*** THE DATA Section Begins ***

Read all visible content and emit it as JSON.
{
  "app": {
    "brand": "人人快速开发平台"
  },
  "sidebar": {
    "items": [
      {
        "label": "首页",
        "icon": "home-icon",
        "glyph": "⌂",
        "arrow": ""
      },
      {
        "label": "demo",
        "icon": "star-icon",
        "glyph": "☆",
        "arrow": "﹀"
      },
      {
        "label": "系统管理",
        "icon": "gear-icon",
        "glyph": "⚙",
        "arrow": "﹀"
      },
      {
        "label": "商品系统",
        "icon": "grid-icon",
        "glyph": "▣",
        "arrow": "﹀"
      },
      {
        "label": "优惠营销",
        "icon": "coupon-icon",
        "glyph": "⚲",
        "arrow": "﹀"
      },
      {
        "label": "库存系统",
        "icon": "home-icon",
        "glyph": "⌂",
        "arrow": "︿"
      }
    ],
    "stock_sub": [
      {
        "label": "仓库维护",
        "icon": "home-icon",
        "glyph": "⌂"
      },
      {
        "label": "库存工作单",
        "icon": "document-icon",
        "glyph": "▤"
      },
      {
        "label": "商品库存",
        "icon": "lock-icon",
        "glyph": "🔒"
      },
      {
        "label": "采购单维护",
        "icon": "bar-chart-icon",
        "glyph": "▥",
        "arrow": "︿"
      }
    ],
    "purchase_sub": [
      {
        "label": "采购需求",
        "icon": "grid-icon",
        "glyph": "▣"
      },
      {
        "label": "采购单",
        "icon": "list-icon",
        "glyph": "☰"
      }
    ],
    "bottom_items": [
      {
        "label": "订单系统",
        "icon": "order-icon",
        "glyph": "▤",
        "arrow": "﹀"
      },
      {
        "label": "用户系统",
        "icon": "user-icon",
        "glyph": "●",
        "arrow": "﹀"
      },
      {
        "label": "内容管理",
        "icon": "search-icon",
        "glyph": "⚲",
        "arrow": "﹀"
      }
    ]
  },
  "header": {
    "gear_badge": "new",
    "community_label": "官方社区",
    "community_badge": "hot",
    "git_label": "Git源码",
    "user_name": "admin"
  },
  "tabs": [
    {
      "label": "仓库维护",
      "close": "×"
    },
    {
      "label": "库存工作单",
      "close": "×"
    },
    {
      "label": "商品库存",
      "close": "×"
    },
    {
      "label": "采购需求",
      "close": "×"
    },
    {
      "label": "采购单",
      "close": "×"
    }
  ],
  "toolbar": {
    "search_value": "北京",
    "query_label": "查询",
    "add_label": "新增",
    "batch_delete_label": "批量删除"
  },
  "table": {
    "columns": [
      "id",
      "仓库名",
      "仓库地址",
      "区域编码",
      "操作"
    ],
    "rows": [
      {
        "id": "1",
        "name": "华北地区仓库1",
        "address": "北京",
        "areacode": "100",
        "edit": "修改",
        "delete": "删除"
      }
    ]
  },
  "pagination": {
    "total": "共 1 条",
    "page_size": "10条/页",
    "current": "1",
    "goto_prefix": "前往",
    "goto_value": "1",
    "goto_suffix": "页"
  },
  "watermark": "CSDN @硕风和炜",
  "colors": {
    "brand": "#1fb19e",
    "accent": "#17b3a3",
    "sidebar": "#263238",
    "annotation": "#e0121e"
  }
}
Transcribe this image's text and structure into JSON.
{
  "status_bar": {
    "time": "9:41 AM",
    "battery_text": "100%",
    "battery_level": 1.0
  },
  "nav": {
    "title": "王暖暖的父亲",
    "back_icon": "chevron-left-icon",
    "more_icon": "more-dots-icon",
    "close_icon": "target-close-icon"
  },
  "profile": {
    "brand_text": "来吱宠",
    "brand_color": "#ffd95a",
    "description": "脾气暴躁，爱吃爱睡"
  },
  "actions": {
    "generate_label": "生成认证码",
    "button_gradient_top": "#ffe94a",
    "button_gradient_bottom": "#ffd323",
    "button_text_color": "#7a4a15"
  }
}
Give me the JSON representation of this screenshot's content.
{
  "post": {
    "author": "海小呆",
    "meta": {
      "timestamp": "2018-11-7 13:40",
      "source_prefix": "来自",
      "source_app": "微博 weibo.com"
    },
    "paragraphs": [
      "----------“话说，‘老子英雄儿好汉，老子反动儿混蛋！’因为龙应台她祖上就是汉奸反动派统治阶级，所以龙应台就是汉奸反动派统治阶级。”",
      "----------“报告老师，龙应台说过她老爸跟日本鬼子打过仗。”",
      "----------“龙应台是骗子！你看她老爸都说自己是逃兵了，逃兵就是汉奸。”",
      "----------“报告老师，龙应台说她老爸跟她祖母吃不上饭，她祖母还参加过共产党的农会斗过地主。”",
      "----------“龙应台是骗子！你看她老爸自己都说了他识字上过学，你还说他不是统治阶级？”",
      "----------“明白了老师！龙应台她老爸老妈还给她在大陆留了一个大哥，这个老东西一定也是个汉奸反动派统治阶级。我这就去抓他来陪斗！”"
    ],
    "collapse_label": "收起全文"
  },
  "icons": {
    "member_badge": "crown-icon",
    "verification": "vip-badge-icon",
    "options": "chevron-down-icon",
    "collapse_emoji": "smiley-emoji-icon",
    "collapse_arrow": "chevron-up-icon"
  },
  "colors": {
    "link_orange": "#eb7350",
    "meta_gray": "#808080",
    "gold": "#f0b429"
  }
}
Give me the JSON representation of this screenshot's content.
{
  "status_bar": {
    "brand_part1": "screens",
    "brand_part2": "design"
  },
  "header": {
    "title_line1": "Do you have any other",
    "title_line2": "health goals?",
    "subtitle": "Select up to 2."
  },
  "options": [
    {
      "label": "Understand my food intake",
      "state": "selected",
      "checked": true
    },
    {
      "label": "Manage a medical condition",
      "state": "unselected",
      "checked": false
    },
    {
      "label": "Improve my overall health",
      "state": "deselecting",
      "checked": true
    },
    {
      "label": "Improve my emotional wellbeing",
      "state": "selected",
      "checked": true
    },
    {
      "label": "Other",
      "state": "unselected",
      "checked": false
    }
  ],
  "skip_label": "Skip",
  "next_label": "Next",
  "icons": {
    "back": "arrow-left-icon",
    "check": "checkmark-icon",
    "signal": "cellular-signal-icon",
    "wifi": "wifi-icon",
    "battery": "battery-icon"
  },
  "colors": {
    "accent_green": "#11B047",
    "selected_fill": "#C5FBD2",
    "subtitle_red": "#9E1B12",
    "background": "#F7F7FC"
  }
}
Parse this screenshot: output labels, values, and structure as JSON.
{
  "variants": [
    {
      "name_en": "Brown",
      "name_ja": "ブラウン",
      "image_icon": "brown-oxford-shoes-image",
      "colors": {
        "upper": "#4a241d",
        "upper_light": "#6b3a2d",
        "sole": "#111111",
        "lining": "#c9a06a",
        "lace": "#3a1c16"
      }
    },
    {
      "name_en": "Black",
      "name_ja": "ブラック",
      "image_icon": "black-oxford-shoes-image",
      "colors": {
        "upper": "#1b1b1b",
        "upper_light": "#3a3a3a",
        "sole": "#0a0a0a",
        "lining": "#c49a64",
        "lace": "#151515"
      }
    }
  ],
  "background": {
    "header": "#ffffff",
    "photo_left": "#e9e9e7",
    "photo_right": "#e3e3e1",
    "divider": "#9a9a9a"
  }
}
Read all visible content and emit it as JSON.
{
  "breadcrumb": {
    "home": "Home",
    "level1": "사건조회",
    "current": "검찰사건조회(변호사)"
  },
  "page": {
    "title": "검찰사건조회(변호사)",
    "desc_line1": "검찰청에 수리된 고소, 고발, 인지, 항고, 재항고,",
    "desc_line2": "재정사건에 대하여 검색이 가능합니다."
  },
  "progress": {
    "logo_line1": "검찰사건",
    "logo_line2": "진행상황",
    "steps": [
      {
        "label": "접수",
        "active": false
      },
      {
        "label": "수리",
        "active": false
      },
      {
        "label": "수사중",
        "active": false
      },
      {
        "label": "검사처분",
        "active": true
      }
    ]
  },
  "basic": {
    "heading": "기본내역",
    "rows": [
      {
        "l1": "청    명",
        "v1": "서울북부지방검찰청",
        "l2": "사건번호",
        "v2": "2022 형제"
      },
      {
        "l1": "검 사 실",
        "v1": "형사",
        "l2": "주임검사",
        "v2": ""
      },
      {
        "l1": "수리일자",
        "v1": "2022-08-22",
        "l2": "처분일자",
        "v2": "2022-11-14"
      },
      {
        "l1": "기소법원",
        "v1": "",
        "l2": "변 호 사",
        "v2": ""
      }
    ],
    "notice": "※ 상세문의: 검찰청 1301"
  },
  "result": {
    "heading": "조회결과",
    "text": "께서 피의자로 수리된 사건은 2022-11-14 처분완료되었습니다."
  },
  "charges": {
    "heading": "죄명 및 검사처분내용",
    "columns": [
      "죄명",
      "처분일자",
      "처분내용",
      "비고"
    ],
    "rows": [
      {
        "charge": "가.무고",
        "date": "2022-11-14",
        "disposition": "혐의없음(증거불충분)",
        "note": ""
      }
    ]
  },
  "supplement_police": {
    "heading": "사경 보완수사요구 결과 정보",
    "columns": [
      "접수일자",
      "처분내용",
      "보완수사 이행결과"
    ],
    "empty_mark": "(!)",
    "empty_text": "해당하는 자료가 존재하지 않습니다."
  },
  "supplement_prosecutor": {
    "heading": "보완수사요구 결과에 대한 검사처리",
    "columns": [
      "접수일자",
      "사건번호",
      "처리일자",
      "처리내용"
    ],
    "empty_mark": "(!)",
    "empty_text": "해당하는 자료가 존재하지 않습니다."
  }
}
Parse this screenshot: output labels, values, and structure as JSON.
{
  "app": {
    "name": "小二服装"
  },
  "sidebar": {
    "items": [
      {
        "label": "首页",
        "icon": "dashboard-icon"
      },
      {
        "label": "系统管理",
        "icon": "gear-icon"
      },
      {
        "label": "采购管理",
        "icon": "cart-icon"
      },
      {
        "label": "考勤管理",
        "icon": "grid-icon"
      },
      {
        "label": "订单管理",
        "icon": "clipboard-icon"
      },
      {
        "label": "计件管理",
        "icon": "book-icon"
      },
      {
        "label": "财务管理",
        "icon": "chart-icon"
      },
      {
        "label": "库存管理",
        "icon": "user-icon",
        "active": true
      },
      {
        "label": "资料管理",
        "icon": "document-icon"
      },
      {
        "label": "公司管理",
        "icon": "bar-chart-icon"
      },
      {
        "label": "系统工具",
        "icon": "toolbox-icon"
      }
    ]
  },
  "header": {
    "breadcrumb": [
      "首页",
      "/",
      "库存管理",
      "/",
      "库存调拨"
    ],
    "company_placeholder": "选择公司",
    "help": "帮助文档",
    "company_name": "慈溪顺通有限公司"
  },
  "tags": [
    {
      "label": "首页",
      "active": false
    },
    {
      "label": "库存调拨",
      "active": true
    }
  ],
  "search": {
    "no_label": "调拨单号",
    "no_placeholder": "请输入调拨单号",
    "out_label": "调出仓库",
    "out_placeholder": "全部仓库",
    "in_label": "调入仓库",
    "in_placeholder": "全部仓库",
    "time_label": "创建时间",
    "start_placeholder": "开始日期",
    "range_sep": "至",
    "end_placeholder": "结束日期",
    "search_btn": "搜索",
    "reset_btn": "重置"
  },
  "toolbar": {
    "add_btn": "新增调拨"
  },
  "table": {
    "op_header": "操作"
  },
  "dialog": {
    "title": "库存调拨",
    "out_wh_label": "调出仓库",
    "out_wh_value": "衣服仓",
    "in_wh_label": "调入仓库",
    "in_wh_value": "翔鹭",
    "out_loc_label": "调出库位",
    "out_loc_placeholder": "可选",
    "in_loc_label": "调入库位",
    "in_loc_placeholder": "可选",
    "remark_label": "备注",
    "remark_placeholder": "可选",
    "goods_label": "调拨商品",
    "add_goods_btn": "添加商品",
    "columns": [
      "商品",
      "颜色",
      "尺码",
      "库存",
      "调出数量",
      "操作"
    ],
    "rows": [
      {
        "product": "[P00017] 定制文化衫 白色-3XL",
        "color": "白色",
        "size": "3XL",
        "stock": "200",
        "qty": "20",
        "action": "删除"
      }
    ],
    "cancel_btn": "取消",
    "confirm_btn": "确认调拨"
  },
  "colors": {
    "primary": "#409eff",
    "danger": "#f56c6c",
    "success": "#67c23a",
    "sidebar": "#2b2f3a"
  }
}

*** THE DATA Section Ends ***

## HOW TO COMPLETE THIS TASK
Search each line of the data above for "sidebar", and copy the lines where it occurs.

## PROBLEM SOLUTION
  "sidebar": {
    "sidebar": "#263238",
  "sidebar": {
    "sidebar": "#2b2f3a"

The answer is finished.